It was a real joy to spend half an hour wandering amongst the piles and boxes of titles so familiar to me from the catalogue and magazine, and I found it interesting that I came away with not only one title I had wanted for ages (The Journal of Katherine Mansfield) but also one I'd never really considered before (RC Sherriff's The Hopkins Manuscript). I could easily have purchased ten books on the spot, but with my TBR pile growing faster than I am able to read them, I forced myself to leave it at two. I did, however, also buy a Persephone bag, which now swings rakishly from my bike handlebars, and I very nearly bought a notebook too - imagine, the classic Persephone design, filled with one's own scrawlings! But again, I have a box full of as-yet-virgin notebooks, and couldn't justify another.

Two Persephone books I wanted are currently being re-printed, so the aim is to get the two I bought read so that I can make a guilt-free return visit in the summer.

The shop itself is lovely, achieving the perfect balance between modern-vintage (think Cath Kidston without the garish flowers) and Dickensian curiosity shop. Of course, the books themselves are the stars, and I can never seem to quite get over the beauty of the dove grey and ivory design: to see them piled in such quantities rather than sitting sadly isolated amongst less considered paperbacks was a joy, even a little overwhelming. Clara and Nicola carried on the business of the company in the back half of the shop, and the whole place had an idyllic air of industry teamed with relaxation; despite the pouring rain outside, a beautiful browse.

After coffee and a few minutes admiring my purchases (seriously, is anything more beautiful than a brand new Persephone?), I headed into Marylebone (ostensibly for shoes) and fell into Daunt Books.

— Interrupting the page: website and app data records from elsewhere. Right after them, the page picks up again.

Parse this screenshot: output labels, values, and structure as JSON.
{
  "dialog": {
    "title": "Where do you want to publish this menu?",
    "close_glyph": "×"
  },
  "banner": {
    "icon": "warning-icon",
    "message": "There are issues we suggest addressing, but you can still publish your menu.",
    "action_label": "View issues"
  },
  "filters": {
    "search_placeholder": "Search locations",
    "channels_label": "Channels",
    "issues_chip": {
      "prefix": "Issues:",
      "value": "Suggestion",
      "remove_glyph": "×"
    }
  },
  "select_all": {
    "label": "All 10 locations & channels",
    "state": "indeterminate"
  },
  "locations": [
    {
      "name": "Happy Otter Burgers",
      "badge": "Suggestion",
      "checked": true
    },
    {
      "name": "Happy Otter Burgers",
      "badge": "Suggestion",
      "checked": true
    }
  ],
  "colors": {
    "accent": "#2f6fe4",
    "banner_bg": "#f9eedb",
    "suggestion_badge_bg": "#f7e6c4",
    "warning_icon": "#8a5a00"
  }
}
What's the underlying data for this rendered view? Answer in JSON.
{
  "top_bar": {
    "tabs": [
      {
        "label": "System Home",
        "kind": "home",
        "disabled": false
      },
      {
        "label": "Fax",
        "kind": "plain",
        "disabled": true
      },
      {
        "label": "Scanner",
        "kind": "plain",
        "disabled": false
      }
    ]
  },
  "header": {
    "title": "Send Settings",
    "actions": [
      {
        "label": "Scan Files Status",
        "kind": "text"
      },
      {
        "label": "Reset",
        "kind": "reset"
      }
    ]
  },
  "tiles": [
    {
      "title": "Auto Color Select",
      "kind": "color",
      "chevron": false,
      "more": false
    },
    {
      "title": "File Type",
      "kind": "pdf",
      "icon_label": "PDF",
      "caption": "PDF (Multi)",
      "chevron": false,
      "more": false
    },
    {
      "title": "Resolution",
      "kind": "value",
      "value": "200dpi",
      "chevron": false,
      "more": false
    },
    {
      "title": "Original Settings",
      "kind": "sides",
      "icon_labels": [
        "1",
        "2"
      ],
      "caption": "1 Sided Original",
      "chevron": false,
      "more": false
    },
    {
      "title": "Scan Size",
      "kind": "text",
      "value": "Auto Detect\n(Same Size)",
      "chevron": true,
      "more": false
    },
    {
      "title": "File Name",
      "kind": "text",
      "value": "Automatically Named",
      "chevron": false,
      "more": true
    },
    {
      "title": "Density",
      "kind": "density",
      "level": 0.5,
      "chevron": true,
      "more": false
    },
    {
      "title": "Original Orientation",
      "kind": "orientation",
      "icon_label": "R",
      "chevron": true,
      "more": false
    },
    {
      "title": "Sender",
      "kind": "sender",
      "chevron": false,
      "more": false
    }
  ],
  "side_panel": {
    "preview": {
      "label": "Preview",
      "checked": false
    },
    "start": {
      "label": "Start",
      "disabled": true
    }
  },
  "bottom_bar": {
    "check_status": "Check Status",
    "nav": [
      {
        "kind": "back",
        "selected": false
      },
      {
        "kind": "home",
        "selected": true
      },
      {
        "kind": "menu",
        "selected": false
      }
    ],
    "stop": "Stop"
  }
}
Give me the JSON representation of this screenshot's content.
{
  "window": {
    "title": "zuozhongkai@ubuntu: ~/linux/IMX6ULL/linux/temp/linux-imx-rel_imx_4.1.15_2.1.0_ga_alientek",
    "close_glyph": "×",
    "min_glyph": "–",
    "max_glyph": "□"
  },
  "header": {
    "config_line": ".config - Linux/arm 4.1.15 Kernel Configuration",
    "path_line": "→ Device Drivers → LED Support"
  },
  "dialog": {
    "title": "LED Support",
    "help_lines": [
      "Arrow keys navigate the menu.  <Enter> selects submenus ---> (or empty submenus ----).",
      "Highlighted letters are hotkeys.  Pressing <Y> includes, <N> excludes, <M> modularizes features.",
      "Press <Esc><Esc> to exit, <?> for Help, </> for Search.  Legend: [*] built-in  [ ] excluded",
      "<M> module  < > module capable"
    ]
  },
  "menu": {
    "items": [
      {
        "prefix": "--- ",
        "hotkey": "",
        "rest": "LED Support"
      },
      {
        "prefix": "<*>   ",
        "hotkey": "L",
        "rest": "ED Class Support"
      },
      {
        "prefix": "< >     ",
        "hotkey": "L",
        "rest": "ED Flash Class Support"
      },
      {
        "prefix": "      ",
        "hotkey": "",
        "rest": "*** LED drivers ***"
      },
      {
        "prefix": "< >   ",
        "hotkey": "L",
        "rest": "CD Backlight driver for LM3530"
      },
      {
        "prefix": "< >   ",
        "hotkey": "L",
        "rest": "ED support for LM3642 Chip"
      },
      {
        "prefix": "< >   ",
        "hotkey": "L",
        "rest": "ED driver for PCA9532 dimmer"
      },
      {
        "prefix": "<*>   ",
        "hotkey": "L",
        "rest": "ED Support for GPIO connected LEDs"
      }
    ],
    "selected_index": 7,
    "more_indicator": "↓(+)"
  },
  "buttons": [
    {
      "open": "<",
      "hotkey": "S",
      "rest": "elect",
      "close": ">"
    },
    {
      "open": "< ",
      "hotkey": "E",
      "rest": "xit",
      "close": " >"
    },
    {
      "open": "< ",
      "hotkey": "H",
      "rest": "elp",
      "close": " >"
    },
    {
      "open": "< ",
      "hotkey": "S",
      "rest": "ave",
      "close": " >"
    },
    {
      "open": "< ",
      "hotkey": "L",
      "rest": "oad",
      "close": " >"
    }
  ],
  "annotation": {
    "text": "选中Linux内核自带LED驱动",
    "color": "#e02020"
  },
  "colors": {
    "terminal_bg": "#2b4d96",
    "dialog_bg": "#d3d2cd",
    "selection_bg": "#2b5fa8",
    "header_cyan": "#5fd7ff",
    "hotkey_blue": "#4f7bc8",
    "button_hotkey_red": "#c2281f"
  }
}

What a treat! The very first shelf inside the door displayed The Letters of Sylvia Beach, which I have looked for unsuccessfully in several other establishments, so I knew I was in for a little taste of heaven here. This was followed with the discovery of Dreamers of a New Day by Sheila Rowbotham, about women who pioneered social change during the 1890-1920 period. I must have typed another 10 titles into my phone as I wandered round this unique bookshop, and came away with Stephen Benatar's Wish Her Safe At Home, Chris Cleave's Little Bee and the autobiographical The Glass Castle by Jeanette Walls.

In theory, Daunt is a travel bookshop, but it is, as its own publicity states, so much more than that. The Travel section itself houses not only guides and language books, but also fiction from or set in the country or area, and I could have spent hours - days, even - just moving round the world, browsing titles.

After this, I had planned on visiting Lutyens and Rubenstein in Notting Hill (which had been closed the day before when I had been in the vicinity), but having already bought so many beautiful new books, I couldn't risk it, and am saving that delight till my next trip Londonwards.

And to think, up here I have only Waterstones...